7 【逆】【袭】【九】【零】【之】【珠】【光】【宝】【妻】 【第】249【章】 【冬】【冬】【做】【了】【花】【童】， 【另】【一】【个】【花】【童】【是】**【姿】【的】【女】【儿】。 【她】【来】【参】【加】【婚】【礼】【是】【宗】【时】【珍】【帮】【着】【请】【来】【的】。 【虽】【然】【还】【不】【能】【确】【定】【她】【就】【是】【三】【师】【父】，【可】【是】【沈】【含】【玉】【还】【是】【希】【望】【她】【能】【来】。 【她】【跟】【丹】【秋】【和】【程】【经】【理】【并】【排】【坐】【着】，【像】【一】【种】【仪】【式】【感】，【这】【才】【是】【真】【正】【意】【义】【上】【的】【重】【生】。 【两】【个】【孩】【子】【走】【在】【新】【娘】【和】【新】【郎】【前】
【宋】【开】【干】【笑】【了】【两】【声】，【跟】【着】【苏】【元】【进】【去】，【不】【多】【时】【来】【到】【小】【院】【的】【大】【厅】【之】【中】，【见】【主】【位】【上】【方】【坐】【着】【一】【位】【头】【发】【花】【白】【的】【老】【者】。 【不】【过】，【虽】【然】【是】【花】【白】，【但】【却】【打】【理】【的】【极】【为】【精】【致】，【头】【发】【都】【是】【一】【束】【白】【发】【一】【束】【黑】【发】【这】【样】【整】【理】【好】【了】【之】【后】，【梳】【的】【整】【整】【齐】【齐】【的】。
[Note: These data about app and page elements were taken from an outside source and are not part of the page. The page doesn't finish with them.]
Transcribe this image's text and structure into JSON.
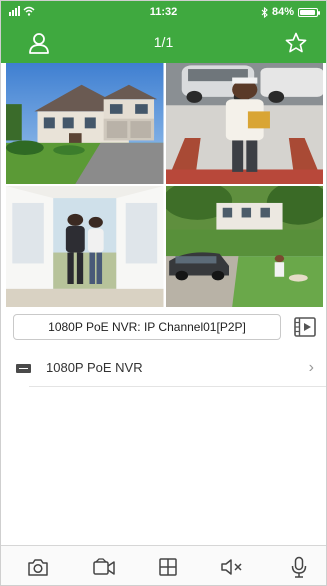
{
  "status_bar": {
    "time": "11:32",
    "battery_text": "84%",
    "battery_level": 0.84
  },
  "header": {
    "page_indicator": "1/1",
    "left_icon": "user-icon",
    "right_icon": "star-icon"
  },
  "cameras": [
    {
      "name": "house-exterior"
    },
    {
      "name": "visitor-at-door"
    },
    {
      "name": "couple-at-entrance"
    },
    {
      "name": "driveway-with-car"
    }
  ],
  "channel": {
    "label": "1080P PoE NVR: IP Channel01[P2P]",
    "button_icon": "video-playback-icon"
  },
  "devices": [
    {
      "name": "1080P PoE NVR",
      "icon": "dvr-icon"
    }
  ],
  "toolbar": {
    "icons": [
      "camera-icon",
      "record-icon",
      "grid-icon",
      "mute-icon",
      "microphone-icon"
    ]
  },
  "colors": {
    "brand_green": "#3fa93f"
  }
}
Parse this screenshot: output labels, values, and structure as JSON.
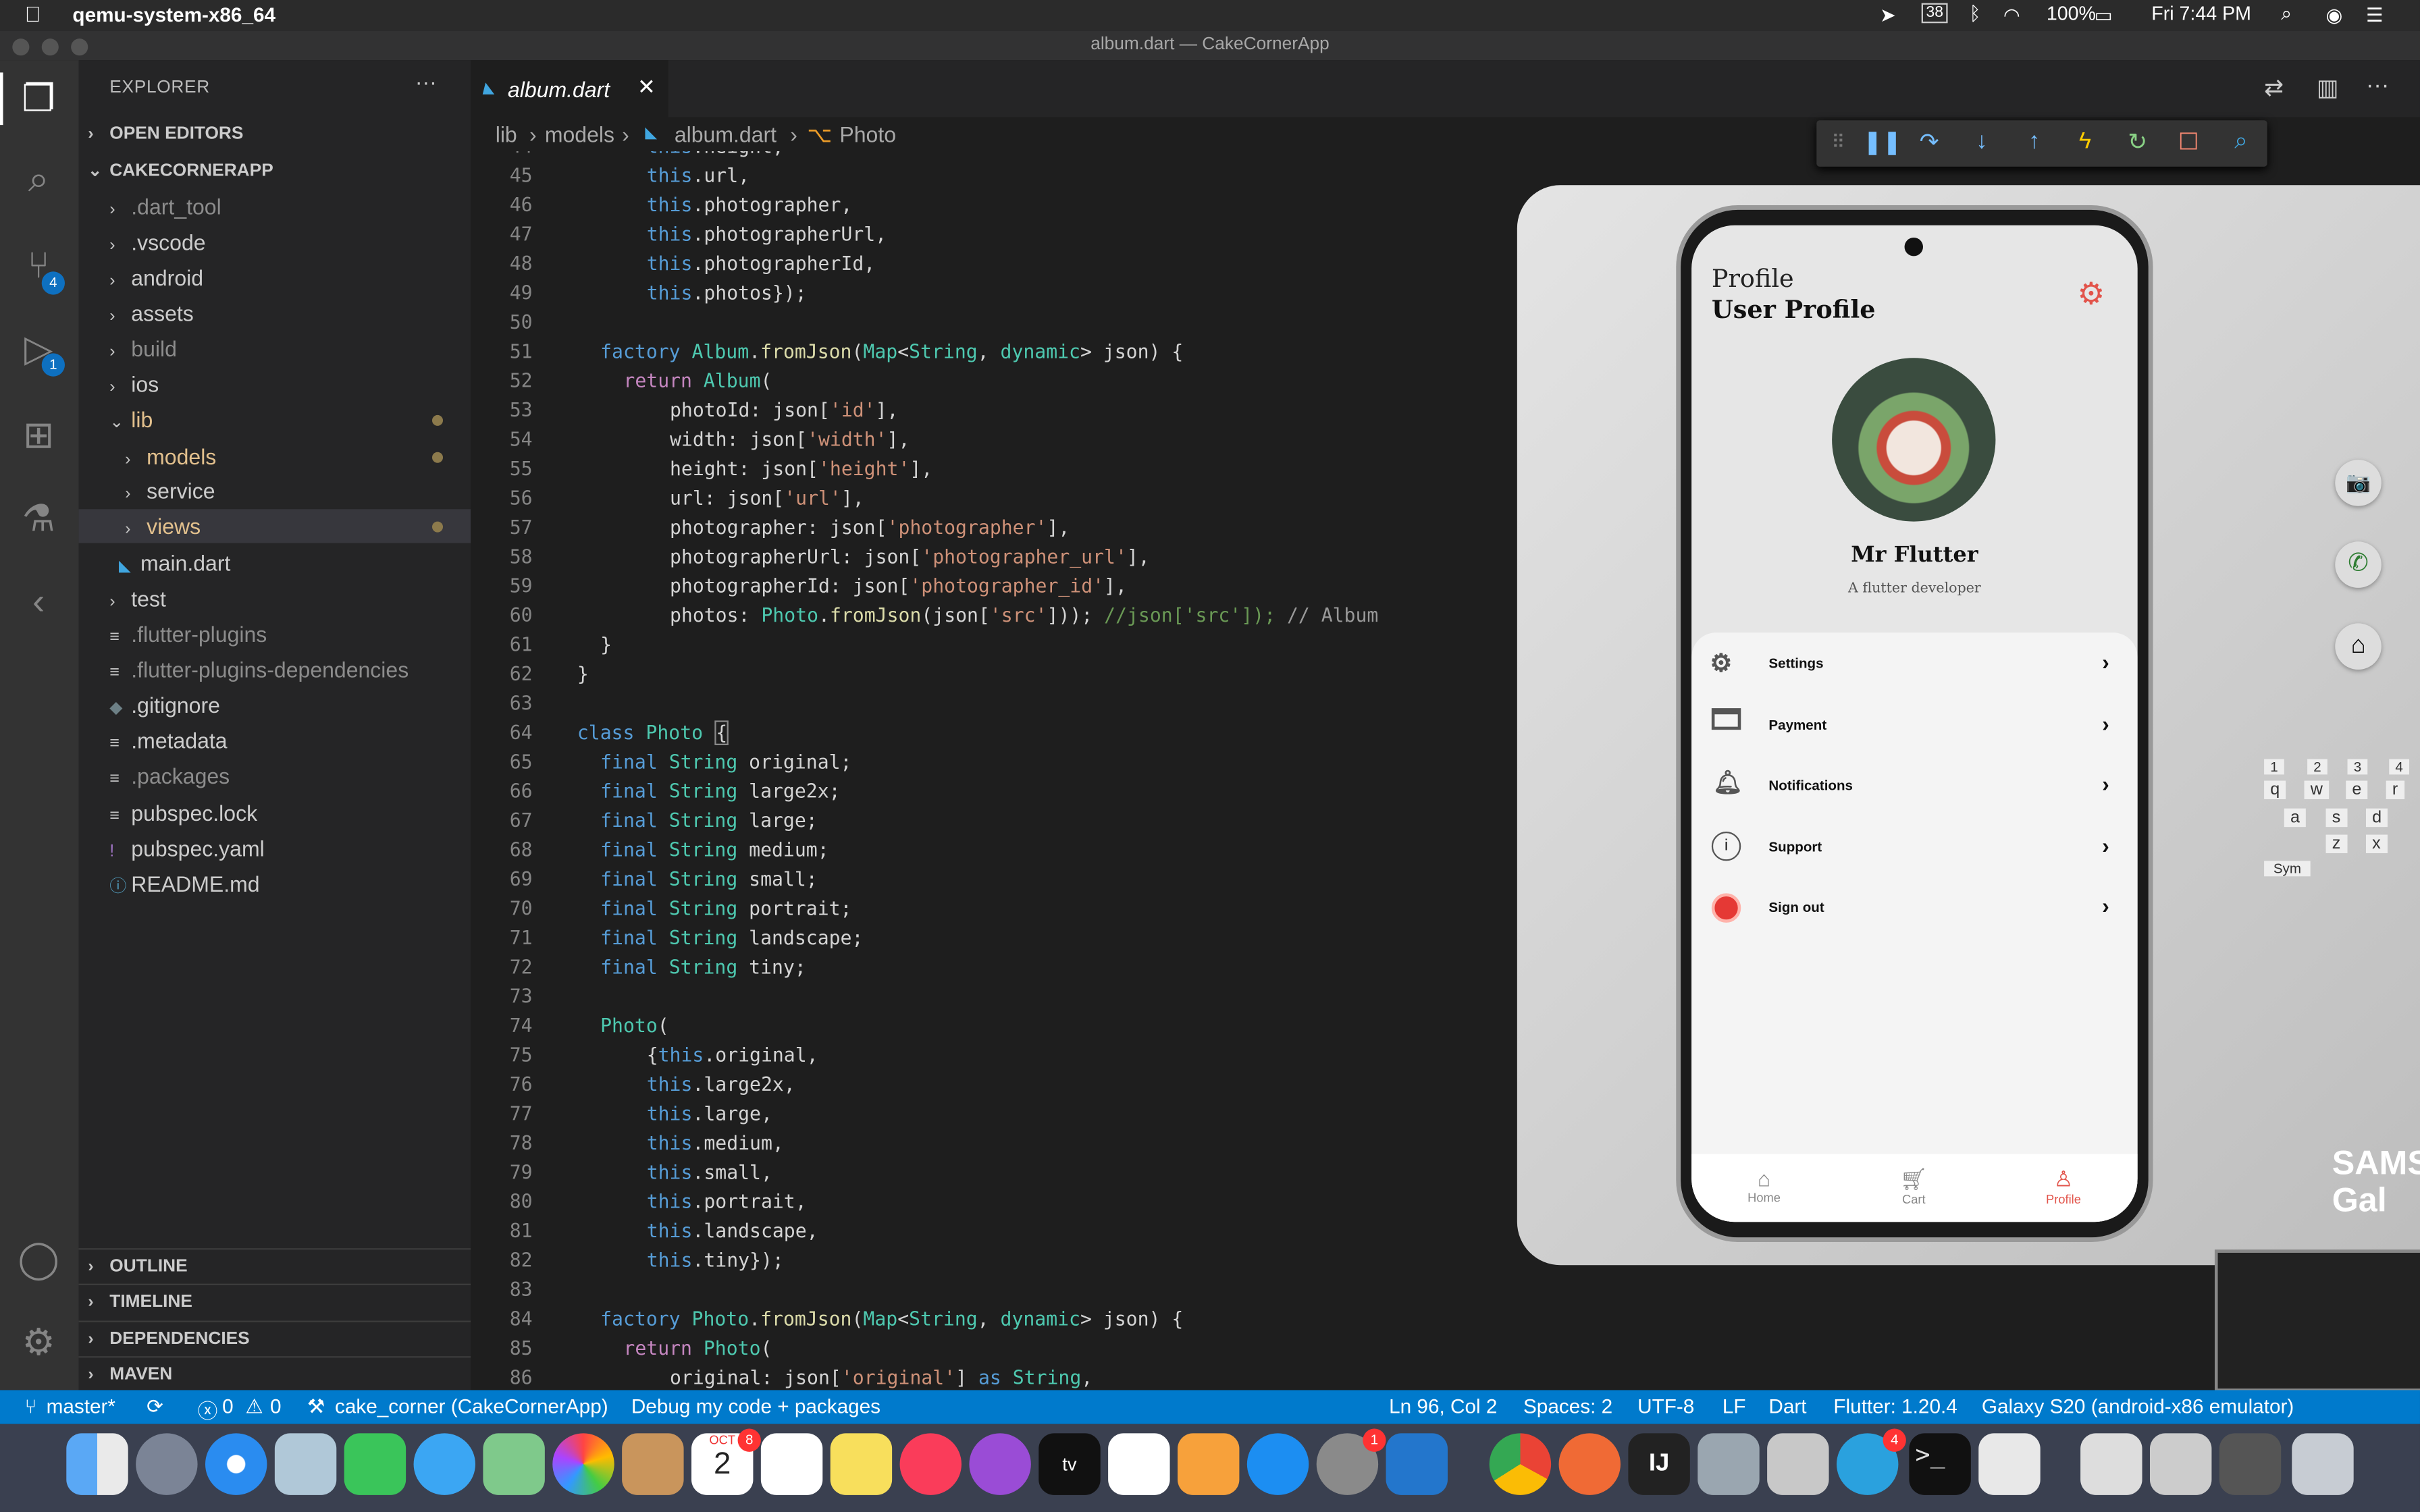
{
  "menubar": {
    "app_name": "qemu-system-x86_64",
    "battery": "100%",
    "clock": "Fri 7:44 PM"
  },
  "window": {
    "title": "album.dart — CakeCornerApp"
  },
  "activity": {
    "scm_badge": "4",
    "debug_badge": "1"
  },
  "explorer": {
    "title": "EXPLORER",
    "open_editors": "OPEN EDITORS",
    "project": "CAKECORNERAPP",
    "items": [
      ".dart_tool",
      ".vscode",
      "android",
      "assets",
      "build",
      "ios",
      "lib",
      "models",
      "service",
      "views",
      "main.dart",
      "test",
      ".flutter-plugins",
      ".flutter-plugins-dependencies",
      ".gitignore",
      ".metadata",
      ".packages",
      "pubspec.lock",
      "pubspec.yaml",
      "README.md"
    ],
    "sections": [
      "OUTLINE",
      "TIMELINE",
      "DEPENDENCIES",
      "MAVEN"
    ]
  },
  "editor": {
    "tab": "album.dart",
    "breadcrumb": [
      "lib",
      "models",
      "album.dart",
      "Photo"
    ],
    "line_start": 44
  },
  "emulator": {
    "header_small": "Profile",
    "header_title": "User Profile",
    "user_name": "Mr Flutter",
    "user_role": "A flutter developer",
    "menu": [
      "Settings",
      "Payment",
      "Notifications",
      "Support",
      "Sign out"
    ],
    "nav": [
      "Home",
      "Cart",
      "Profile"
    ],
    "brand": "SAMS Gal",
    "keys": [
      "1",
      "2",
      "3",
      "4",
      "q",
      "w",
      "e",
      "r",
      "a",
      "s",
      "d",
      "z",
      "x",
      "Sym"
    ]
  },
  "statusbar": {
    "branch": "master*",
    "errors": "0",
    "warnings": "0",
    "project": "cake_corner (CakeCornerApp)",
    "debug": "Debug my code + packages",
    "position": "Ln 96, Col 2",
    "spaces": "Spaces: 2",
    "encoding": "UTF-8",
    "eol": "LF",
    "language": "Dart",
    "flutter": "Flutter: 1.20.4",
    "device": "Galaxy S20 (android-x86 emulator)"
  },
  "dock": {
    "calendar_month": "OCT",
    "calendar_day": "2",
    "calendar_badge": "8",
    "prefs_badge": "1",
    "telegram_badge": "4"
  },
  "colors": {
    "accent": "#007acc",
    "danger": "#e53935",
    "profile_accent": "#e2544b"
  }
}
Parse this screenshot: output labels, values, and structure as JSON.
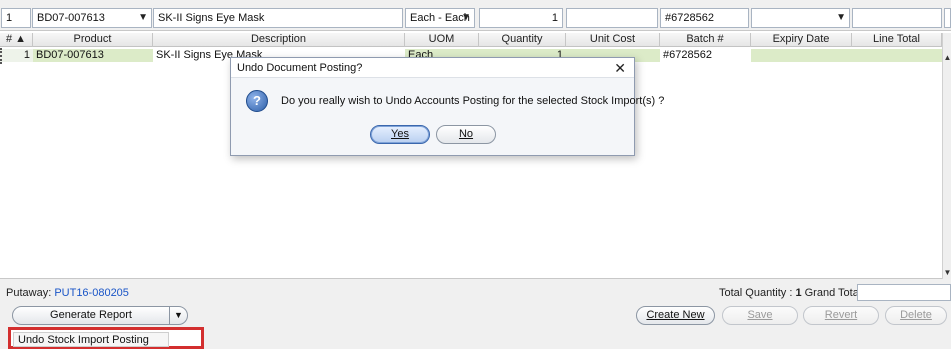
{
  "edit_row": {
    "line_no": "1",
    "product": "BD07-007613",
    "description": "SK-II Signs Eye Mask",
    "uom": "Each - Each",
    "quantity": "1",
    "unit_cost": "",
    "batch": "#6728562",
    "expiry": "",
    "line_total": ""
  },
  "grid": {
    "columns": [
      "# ▲",
      "Product",
      "Description",
      "UOM",
      "Quantity",
      "Unit Cost",
      "Batch #",
      "Expiry Date",
      "Line Total"
    ],
    "rows": [
      {
        "num": "1",
        "product": "BD07-007613",
        "description": "SK-II Signs Eye Mask",
        "uom": "Each",
        "quantity": "1",
        "unit_cost": "",
        "batch": "#6728562",
        "expiry": "",
        "line_total": ""
      }
    ]
  },
  "footer": {
    "putaway_label": "Putaway:",
    "putaway_ref": "PUT16-080205",
    "total_qty_label": "Total Quantity :",
    "total_qty_value": "1",
    "grand_total_label": "Grand Total:",
    "grand_total_value": ""
  },
  "buttons": {
    "generate_report": "Generate Report",
    "create_new": "Create New",
    "save": "Save",
    "revert": "Revert",
    "delete": "Delete"
  },
  "menu": {
    "undo_posting": "Undo Stock Import Posting"
  },
  "dialog": {
    "title": "Undo Document Posting?",
    "message": "Do you really wish to Undo Accounts Posting for the selected Stock Import(s) ?",
    "yes": "Yes",
    "no": "No",
    "icon": "question-icon"
  },
  "colors": {
    "link": "#1a55c7",
    "row_highlight": "#dcebc8",
    "highlight_box": "#d32f2f"
  }
}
【面】【相】【看】【上】【去】，【也】【并】【不】【是】【夜】【辰】【描】【述】【的】【那】【么】【刻】【薄】，【反】【而】【给】【人】【一】【种】【极】【为】【和】【蔼】【的】【模】【样】。 【这】【位】【自】【然】【就】【是】
【最】【近】【十】【年】，【安】【徽】【池】【州】【搞】【房】【地】【产】【开】【发】【的】【时】【候】，【牵】【扯】【到】【一】【座】【无】【名】【坟】【墓】。【当】【地】【曹】【氏】【族】【人】【严】【起】【抗】【议】，【声】【称】【墓】【的】【主】【人】【是】【自】【己】【的】【祖】【先】【之】【一】，【清】【代】【的】【武】【状】【元】【曹】【曰】【玮】。 【最】【后】【曹】【氏】【族】【人】【只】【得】【将】【先】【人】【改】【葬】，【可】【当】【打】【开】【曹】【曰】【玮】【的】【棺】【材】【时】，【却】【发】【现】【了】【让】【人】【意】【外】【的】【事】。 【里】【面】【的】【尸】【体】【没】【有】【头】【颅】。 【曹】【曰】【玮】，【号】【秀】【山】，【字】【继】【武】。【形】【意】【拳】【奉】【为】【第】【三】